** TASK INSTRUCTIONS **
For this task, retype the records below exactly.

--- START ---

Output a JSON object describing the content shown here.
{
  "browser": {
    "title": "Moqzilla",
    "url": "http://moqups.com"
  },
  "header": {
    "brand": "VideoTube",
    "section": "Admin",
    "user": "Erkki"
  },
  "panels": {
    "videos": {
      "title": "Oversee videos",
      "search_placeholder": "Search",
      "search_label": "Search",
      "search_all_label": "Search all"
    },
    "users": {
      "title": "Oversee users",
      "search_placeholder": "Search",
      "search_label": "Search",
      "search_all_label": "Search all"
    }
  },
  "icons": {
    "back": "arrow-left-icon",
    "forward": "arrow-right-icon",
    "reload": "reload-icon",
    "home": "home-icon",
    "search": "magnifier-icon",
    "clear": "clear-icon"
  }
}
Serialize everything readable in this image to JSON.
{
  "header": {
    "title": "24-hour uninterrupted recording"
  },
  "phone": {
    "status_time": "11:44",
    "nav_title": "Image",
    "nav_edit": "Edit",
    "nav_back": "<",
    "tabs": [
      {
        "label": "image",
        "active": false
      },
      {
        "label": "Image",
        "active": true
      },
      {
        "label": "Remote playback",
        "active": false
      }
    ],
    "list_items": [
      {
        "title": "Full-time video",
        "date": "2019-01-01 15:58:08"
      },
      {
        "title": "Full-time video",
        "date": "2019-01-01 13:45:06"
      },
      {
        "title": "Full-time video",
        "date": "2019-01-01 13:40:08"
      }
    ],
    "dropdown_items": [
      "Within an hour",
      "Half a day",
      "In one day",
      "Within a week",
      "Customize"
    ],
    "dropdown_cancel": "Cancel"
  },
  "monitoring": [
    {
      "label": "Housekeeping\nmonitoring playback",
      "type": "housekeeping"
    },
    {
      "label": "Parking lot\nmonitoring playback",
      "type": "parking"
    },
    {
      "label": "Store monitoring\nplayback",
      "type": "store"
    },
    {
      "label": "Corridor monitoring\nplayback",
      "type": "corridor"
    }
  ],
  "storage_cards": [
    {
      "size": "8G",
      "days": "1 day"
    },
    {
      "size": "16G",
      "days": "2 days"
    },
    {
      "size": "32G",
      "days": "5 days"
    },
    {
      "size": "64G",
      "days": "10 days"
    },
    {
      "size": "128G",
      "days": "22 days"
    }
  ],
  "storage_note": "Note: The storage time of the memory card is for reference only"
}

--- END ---

** SOLVED PROBLEM **
Output a JSON object describing the content shown here.
{
  "browser": {
    "title": "Moqzilla",
    "url": "http://moqups.com"
  },
  "header": {
    "brand": "VideoTube",
    "section": "Admin",
    "user": "Erkki"
  },
  "panels": {
    "videos": {
      "title": "Oversee videos",
      "search_placeholder": "Search",
      "search_label": "Search",
      "search_all_label": "Search all"
    },
    "users": {
      "title": "Oversee users",
      "search_placeholder": "Search",
      "search_label": "Search",
      "search_all_label": "Search all"
    }
  },
  "icons": {
    "back": "arrow-left-icon",
    "forward": "arrow-right-icon",
    "reload": "reload-icon",
    "home": "home-icon",
    "search": "magnifier-icon",
    "clear": "clear-icon"
  }
}
Serialize everything readable in this image to JSON.
{
  "header": {
    "title": "24-hour uninterrupted recording"
  },
  "phone": {
    "status_time": "11:44",
    "nav_title": "Image",
    "nav_edit": "Edit",
    "nav_back": "<",
    "tabs": [
      {
        "label": "image",
        "active": false
      },
      {
        "label": "Image",
        "active": true
      },
      {
        "label": "Remote playback",
        "active": false
      }
    ],
    "list_items": [
      {
        "title": "Full-time video",
        "date": "2019-01-01 15:58:08"
      },
      {
        "title": "Full-time video",
        "date": "2019-01-01 13:45:06"
      },
      {
        "title": "Full-time video",
        "date": "2019-01-01 13:40:08"
      }
    ],
    "dropdown_items": [
      "Within an hour",
      "Half a day",
      "In one day",
      "Within a week",
      "Customize"
    ],
    "dropdown_cancel": "Cancel"
  },
  "monitoring": [
    {
      "label": "Housekeeping\nmonitoring playback",
      "type": "housekeeping"
    },
    {
      "label": "Parking lot\nmonitoring playback",
      "type": "parking"
    },
    {
      "label": "Store monitoring\nplayback",
      "type": "store"
    },
    {
      "label": "Corridor monitoring\nplayback",
      "type": "corridor"
    }
  ],
  "storage_cards": [
    {
      "size": "8G",
      "days": "1 day"
    },
    {
      "size": "16G",
      "days": "2 days"
    },
    {
      "size": "32G",
      "days": "5 days"
    },
    {
      "size": "64G",
      "days": "10 days"
    },
    {
      "size": "128G",
      "days": "22 days"
    }
  ],
  "storage_note": "Note: The storage time of the memory card is for reference only"
}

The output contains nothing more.